D-League gets cozy in Greensboro Breaking Ground: Bucks buck trend Breaking Ground: Drawing Dead Spectra’s Wentzell sees room for growth Breaking Ground: Levy love Breaking Ground: Circus space Phoenix track preps for $178M overhaul How Staples Center kept its cool Blackhawks only part of story at arena The evolution of hockey arenas
SBJ/April 4-10, 2011/Facilities
Marlins hook premium seat buyers
Published April 4, 2011, Page 7
The team has sold all 379 Diamond Club seats behind home plate and as of last week had 80 of 296 Dugout Club seats left to sell next to the first and third base dugouts.
In addition, the Marlins have seen strong demand for the two Championship Suites named after the club’s two World Series titles in 1997 and 2003. It is a hybrid premium seat product designed for individuals to buy into a suite experience. The team had eight seats remaining to sell among the 102 total seats available among the two rooms, said David Samson, the team’s president.

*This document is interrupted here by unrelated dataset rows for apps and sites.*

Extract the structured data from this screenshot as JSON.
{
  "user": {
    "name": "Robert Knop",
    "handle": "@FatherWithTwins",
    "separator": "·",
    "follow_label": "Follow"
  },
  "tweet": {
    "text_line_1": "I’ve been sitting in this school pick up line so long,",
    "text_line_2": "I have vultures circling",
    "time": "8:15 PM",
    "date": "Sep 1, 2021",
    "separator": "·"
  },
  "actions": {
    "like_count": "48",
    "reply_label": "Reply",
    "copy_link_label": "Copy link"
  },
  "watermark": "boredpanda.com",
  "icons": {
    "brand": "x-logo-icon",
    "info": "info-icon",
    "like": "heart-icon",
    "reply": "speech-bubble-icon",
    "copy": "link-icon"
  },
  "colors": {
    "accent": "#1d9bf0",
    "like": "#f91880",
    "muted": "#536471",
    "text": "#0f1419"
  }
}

The $150 ticket price for the Championship Suites covers the cost of food, beer, wine and soft drinks. Hard liquor is an additional cost.

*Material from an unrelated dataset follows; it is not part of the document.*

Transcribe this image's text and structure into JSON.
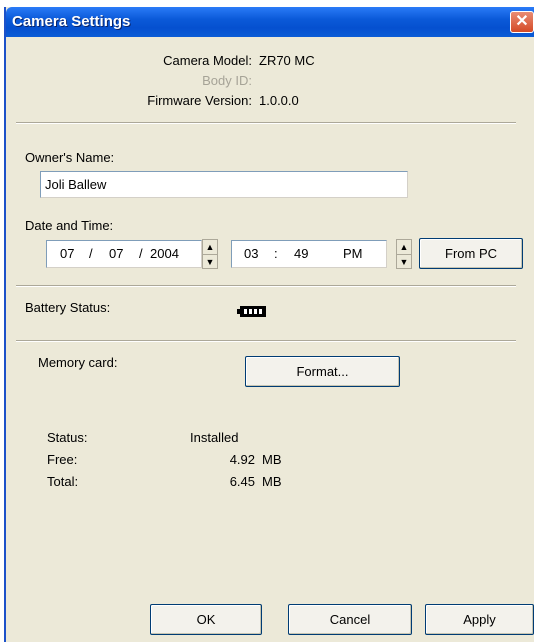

“We looked at our market with a lot of midsize companies and thought this might be attractive and we ended up being right,” Samson said.
In fact, with 15 of 40 regular suites remaining to sell, the Marlins could convert some of those skyboxes into a third Championship Suite space, if necessary. Twelve months before the park opens, the team still has some time before having to make that decision, Samson said.
The group suite offering falls in line with what teams in all sports have done to meet the changing needs of premium-seat holders. Flexibility is key and the all-inclusive food and drink package is now a standard amenity to provide fans with cost certainty they need in an economy that’s still shaky.
“Here, the intimacy and scale of the building is such that the Championship Suite location and view is as good as any [regular] suite location in another ballpark,” said Earl Santee, a senior principal at Populous and principal-in-charge of the project. “That’s the beauty of what’s going on here. It’s a shared experience, but you still haven’t really compromised anything.”
The 23 suites sold to date range in price from $150,000 to $250,000 annually. The 40 total suites are the fewest in the majors, and the 37,000-seat park is MLB’s smallest. That fits the trend for MLB parks built in the past five to 10 years, Santee said.
The Marlins continue to have discussions with three serious candidates for naming rights and could have a deal done in three to four weeks, Samson said.
The team is also pitching naming rights for the four ballpark quadrants/entrances and could go to market for a sixth deal for the ballpark plaza, he said.